One of those was a horse named A Little Irradic, who Joe had claimed for $10,000 not knowing that he had a severe case of this condition. “We didn’t know until Purdue scoped him the first time for the study,” Joe recounts.
The horse’s first post-race scope revealed a high neutrophil count that correlates to inflammation. After switching to steamed hay, “his last two scopes were clear,” the trainer relays. Plus, in one of the races before those clear scopes, A Little Irradic finished second in a run for a $75,000 purse.
During the intervals when his horses ate steamed hay, Joe also noticed a significant improvement in another relatively common condition: blisters on the throats of 2-year-olds. This often happens when youngsters come in from life in open pasture to the stable environment and time spent working on the track.
“Their throats are irritated and they’re coughing just because they haven’t been exposed to so many things before,” Joe explains. These issues cleared up significantly after the 2-year-olds received steamed hay.
Better appetites were another big improvement the trainer saw in horses getting steamed hay. “It’s like salad to them,” he says. “They love it!” That means more nutrients for the horses and less waste of hay that Joe estimates has become 40% more expensive in the last three years.
A Seasoned Veteran’s Perspective
Though the data hasn’t been crunched yet, Joe needs no further evidence of steamed hay’s benefits. One of his racing accomplishments is having a horse, Union Bowman, that was a leading money winner up until the ripe old age of 11. “That’s very unusual in our world,” Joe explains of Union Bowman’s longevity. It’s also a testament to the trainer’s horsemanship and determination to provide the best for the horses running under his colors.

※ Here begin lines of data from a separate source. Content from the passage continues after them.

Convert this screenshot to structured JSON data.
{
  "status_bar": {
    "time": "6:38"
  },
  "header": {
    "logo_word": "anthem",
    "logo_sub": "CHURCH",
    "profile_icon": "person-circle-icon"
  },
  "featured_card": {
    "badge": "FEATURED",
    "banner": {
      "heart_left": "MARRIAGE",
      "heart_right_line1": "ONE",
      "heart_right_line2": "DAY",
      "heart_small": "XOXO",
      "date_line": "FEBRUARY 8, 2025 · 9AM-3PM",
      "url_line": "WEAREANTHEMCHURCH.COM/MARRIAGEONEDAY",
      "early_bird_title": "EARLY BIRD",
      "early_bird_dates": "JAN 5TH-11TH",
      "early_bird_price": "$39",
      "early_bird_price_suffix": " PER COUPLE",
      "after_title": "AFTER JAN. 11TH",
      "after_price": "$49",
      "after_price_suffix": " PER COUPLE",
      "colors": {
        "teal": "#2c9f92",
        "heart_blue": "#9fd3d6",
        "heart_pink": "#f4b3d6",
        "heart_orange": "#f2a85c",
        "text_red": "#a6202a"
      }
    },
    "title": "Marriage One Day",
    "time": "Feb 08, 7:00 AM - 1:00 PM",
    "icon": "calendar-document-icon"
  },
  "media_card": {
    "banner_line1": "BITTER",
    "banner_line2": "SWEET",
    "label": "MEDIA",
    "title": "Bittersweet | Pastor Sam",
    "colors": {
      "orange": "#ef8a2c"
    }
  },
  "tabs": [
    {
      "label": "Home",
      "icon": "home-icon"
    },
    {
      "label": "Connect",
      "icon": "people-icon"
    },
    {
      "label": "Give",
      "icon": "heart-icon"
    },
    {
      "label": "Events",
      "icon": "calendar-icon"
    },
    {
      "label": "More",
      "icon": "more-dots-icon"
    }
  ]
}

Now that the data collection phase of the research is completed, Joe is grateful to keep his horses on Haygain steamed hay continuously. Keeping the initial 10 horses on it during the study required two or three one-hour steaming cycles every morning, but the results made it well worth the slight extra effort and planning.
The response of Joe’s horses to steamed hay didn’t surprise Dr. Couëtil. “Our research has made it clear that the dust horses are exposed to when eating even the best quality hay can lead to mild equine asthma,” he explains.
“We have also found that even low levels of inflammation in the airway have a negative impact on performance, so it is important for the health, welfare, and performance of the equine athlete to minimize dust exposure.”
Joe plans to keep steaming and Drs Couëtil and Ivester plan to keep studying ways to detect, treat and manage equine airway inflammation. Along with helping horses, the Purdue program’s parallel goal is the use of the horse as a model of respiratory disease in humans.
The veterinarians express their gratitude to Grayson-Jockey Club Research Foundation for funding the study, to Haygain for donating hay steamers and to C&M Forage, LLC for donating the haylage. Haygain is honored to help with this important research impacting horses and people.
Press release provided by by Kim F Miller - Haygain News